China increased its crude oil imports from Russia in May, customs data showed on Monday, helping to offset losses from Western countries cutting Russian energy purchases following the invasion of Ukraine.
The spike means Russia has overtaken Saudi Arabia to become China’s top oil supplier as the West sanctions Moscow’s energy exports.
The world’s second-largest economy imported about 8.42 million tonnes of oil from Russia last month, a 55% increase from a year ago.
Beijing has refused to publicly condemn Moscow’s war and instead demanded economic gains from its isolated neighbor.
It imported 7.82 million tonnes of oil from Saudi Arabia in May.
China bought $7.47 billion worth of Russian energy products last month, about $1 billion more than in April, according to Bloomberg News.
The new customs data came four months after the start of the war in Ukraine, with buyers from the United States and Europe avoiding Russian energy imports or pledging to reduce them in the coming months.
Asian demand is helping to mitigate some of these losses for Russia, especially Chinese and Indian buyers.
India bought six times more Russian oil from March to May compared to the same period last year, while imports from China tripled in that period, according to data from research firm Rystad Energy.
“For now, it’s purely economic that Indian and Chinese refiners are importing more Russian-origin crude oil…because that oil is cheap,” analyst Wei Cheong Ho said.
According to the International Energy Agency’s latest world oil report, India has overtaken Germany in the past two months as the second largest importer of Russian crude.
China has been Russia’s largest crude oil market since 2016.
Days before Moscow invaded Ukraine, Chinese President Xi Jinping hosted his Russian counterpart, Vladimir Putin, in Beijing, where the two countries declared a ‘boundless’ bilateral relationship.
Although demand in China remains subdued due to COVID restrictions, there has been some improvement over the past month as cities ease controls after the country’s worst outbreak since the early days of the pandemic.
This helped alleviate supply chain issues and resume industrial production, according to official data.
China’s overall imports from Russia rose 80% in May from a year ago, to $10.3 billion, according to customs data.
Beijing’s purchases of Russian liquefied natural gas jumped 54% from a year ago to 397,000 tonnes, even as overall imports of the fuel fell.
China has been accused of providing a diplomatic shield for Russia by criticizing Western sanctions against Moscow and arms sales to Kyiv.
Once bitter Cold War rivals, Beijing and Moscow have stepped up cooperation in recent years to counterbalance what they see as US global dominance.
This month, they unveiled the country’s first road bridge, linking the city of Blagoveshchensk in Russia’s far east with the city of Heihe in northern China.

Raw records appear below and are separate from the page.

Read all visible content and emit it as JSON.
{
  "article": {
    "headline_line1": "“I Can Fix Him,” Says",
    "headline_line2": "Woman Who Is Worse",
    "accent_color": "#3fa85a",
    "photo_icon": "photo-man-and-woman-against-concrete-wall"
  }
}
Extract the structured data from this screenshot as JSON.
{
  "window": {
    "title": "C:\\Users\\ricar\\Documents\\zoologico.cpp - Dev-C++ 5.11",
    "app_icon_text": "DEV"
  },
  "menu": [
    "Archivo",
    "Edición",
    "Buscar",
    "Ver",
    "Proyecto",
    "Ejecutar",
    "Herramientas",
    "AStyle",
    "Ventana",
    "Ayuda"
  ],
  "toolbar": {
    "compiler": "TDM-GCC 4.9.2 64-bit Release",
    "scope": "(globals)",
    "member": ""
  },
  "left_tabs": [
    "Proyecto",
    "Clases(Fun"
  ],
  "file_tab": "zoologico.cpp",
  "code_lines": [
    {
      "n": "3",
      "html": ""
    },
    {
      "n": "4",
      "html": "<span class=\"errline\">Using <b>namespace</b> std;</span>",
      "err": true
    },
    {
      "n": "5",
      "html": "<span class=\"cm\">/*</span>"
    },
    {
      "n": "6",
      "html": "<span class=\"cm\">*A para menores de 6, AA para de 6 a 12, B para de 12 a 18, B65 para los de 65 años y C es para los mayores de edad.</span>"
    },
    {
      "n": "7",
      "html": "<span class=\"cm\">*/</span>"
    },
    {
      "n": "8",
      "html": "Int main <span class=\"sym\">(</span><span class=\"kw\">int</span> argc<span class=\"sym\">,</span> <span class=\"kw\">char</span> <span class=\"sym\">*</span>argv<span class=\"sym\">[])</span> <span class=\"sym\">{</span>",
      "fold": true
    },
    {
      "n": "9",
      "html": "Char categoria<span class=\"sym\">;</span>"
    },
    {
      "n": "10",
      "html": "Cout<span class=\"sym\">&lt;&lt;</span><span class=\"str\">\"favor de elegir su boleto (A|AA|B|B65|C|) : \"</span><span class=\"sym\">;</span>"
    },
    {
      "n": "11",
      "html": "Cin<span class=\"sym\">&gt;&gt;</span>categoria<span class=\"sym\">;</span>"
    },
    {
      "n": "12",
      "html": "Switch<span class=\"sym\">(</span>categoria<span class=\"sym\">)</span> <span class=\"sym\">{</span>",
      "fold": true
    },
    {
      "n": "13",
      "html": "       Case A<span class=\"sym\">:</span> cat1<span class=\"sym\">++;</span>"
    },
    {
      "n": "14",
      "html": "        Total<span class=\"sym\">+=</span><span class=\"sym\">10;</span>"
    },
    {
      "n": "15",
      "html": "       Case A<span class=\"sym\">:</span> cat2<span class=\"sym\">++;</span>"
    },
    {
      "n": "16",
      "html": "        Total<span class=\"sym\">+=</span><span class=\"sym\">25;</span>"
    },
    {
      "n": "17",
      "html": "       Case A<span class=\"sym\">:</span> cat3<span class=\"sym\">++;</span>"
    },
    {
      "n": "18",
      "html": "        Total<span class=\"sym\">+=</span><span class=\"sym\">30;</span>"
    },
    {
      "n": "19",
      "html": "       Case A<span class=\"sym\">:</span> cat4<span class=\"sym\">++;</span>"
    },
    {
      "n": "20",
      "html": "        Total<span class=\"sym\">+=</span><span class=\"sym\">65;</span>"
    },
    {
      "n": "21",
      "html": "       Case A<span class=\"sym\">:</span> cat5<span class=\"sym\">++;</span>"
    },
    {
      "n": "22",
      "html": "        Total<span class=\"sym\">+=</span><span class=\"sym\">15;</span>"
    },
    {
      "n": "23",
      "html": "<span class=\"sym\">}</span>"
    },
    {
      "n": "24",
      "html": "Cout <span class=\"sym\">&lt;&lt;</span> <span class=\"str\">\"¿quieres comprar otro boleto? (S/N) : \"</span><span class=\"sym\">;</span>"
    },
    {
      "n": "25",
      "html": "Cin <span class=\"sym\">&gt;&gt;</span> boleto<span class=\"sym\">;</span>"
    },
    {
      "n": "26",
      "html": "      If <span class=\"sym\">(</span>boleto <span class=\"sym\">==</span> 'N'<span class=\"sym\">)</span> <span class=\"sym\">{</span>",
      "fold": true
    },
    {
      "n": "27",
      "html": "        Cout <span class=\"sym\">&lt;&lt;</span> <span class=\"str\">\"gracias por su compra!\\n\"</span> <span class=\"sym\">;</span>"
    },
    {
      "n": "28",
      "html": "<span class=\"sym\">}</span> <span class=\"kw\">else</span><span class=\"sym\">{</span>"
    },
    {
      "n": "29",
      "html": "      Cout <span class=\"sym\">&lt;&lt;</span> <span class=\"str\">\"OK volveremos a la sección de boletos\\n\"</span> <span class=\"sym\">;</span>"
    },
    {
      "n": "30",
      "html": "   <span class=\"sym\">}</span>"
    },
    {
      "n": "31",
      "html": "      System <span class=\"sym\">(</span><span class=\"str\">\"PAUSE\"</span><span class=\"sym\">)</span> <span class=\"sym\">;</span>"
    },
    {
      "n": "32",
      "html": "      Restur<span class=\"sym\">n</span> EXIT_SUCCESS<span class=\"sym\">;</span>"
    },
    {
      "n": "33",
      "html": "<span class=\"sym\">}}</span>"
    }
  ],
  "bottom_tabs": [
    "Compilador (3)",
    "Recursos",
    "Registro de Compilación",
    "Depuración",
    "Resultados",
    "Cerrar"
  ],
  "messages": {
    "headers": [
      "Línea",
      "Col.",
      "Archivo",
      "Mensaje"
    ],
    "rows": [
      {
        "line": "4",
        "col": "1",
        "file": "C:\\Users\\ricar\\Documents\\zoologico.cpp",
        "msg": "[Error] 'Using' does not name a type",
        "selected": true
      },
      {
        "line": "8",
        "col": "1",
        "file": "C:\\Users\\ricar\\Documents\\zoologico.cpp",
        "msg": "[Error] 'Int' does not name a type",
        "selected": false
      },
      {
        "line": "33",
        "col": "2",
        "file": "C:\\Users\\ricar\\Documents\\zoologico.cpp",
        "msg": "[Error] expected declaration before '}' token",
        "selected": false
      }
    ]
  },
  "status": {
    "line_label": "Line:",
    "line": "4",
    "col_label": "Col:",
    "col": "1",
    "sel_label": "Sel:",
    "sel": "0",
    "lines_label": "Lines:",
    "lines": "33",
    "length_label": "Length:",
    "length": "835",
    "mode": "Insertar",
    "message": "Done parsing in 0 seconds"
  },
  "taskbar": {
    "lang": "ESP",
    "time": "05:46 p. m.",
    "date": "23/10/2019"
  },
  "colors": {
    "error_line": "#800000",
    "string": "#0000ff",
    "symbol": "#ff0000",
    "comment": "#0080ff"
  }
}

Last week, Xi assured Putin of China’s support for Russian “sovereignty and security” during a call between the two leaders.
The Kremlin said the two agreed to step up economic cooperation in the face of “illegal” Western sanctions.
The West has implemented unprecedented sanctions against Russia in retaliation for its war in Ukraine, forcing Moscow to find new markets and suppliers to replace foreign companies that left Russia after the invasion.
The 27 countries of the European Union agreed at the end of May on a set of sanctions that would stop the majority of Russian oil imports.
The United States has already banned all Russian oil, but European nations are much more dependent on these imports.
Energy is a major source of revenue for Putin’s government, and Western nations are trying to isolate Moscow and hamper its ability to continue the war.